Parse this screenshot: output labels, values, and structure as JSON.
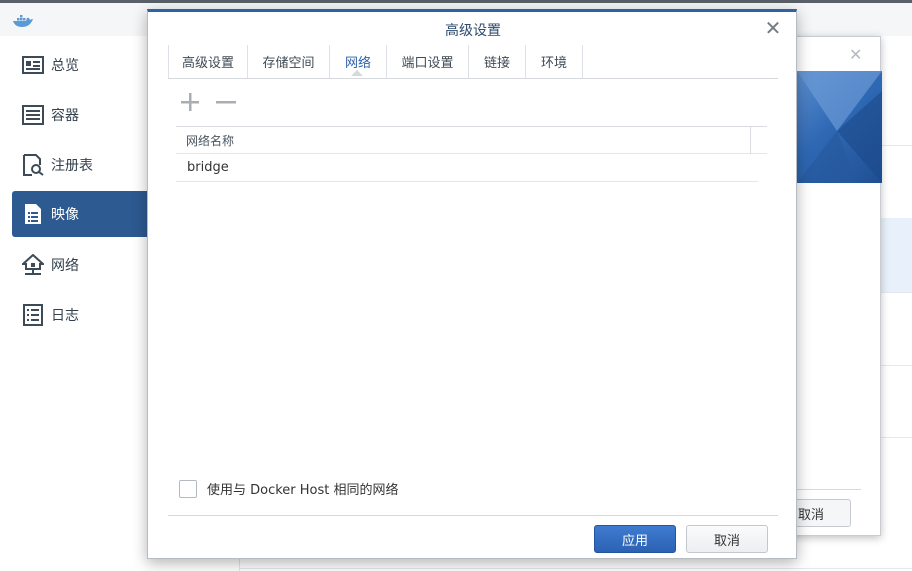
{
  "sidebar": {
    "items": [
      {
        "label": "总览",
        "icon": "overview-icon"
      },
      {
        "label": "容器",
        "icon": "container-icon"
      },
      {
        "label": "注册表",
        "icon": "registry-icon"
      },
      {
        "label": "映像",
        "icon": "image-icon"
      },
      {
        "label": "网络",
        "icon": "network-icon"
      },
      {
        "label": "日志",
        "icon": "log-icon"
      }
    ],
    "active_index": 3
  },
  "background_dialog": {
    "cancel_label": "取消"
  },
  "dialog": {
    "title": "高级设置",
    "tabs": [
      {
        "label": "高级设置"
      },
      {
        "label": "存储空间"
      },
      {
        "label": "网络"
      },
      {
        "label": "端口设置"
      },
      {
        "label": "链接"
      },
      {
        "label": "环境"
      }
    ],
    "active_tab_index": 2,
    "table": {
      "column_header": "网络名称",
      "rows": [
        "bridge"
      ]
    },
    "checkbox_label": "使用与 Docker Host 相同的网络",
    "checkbox_checked": false,
    "apply_label": "应用",
    "cancel_label": "取消"
  },
  "colors": {
    "accent": "#2e62a5",
    "sidebar_active": "#2c5a91"
  }
}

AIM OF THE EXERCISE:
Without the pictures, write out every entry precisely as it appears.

SOLVED PROBLEM:
Parse this screenshot: output labels, values, and structure as JSON.
{
  "sidebar": {
    "items": [
      {
        "label": "总览",
        "icon": "overview-icon"
      },
      {
        "label": "容器",
        "icon": "container-icon"
      },
      {
        "label": "注册表",
        "icon": "registry-icon"
      },
      {
        "label": "映像",
        "icon": "image-icon"
      },
      {
        "label": "网络",
        "icon": "network-icon"
      },
      {
        "label": "日志",
        "icon": "log-icon"
      }
    ],
    "active_index": 3
  },
  "background_dialog": {
    "cancel_label": "取消"
  },
  "dialog": {
    "title": "高级设置",
    "tabs": [
      {
        "label": "高级设置"
      },
      {
        "label": "存储空间"
      },
      {
        "label": "网络"
      },
      {
        "label": "端口设置"
      },
      {
        "label": "链接"
      },
      {
        "label": "环境"
      }
    ],
    "active_tab_index": 2,
    "table": {
      "column_header": "网络名称",
      "rows": [
        "bridge"
      ]
    },
    "checkbox_label": "使用与 Docker Host 相同的网络",
    "checkbox_checked": false,
    "apply_label": "应用",
    "cancel_label": "取消"
  },
  "colors": {
    "accent": "#2e62a5",
    "sidebar_active": "#2c5a91"
  }
}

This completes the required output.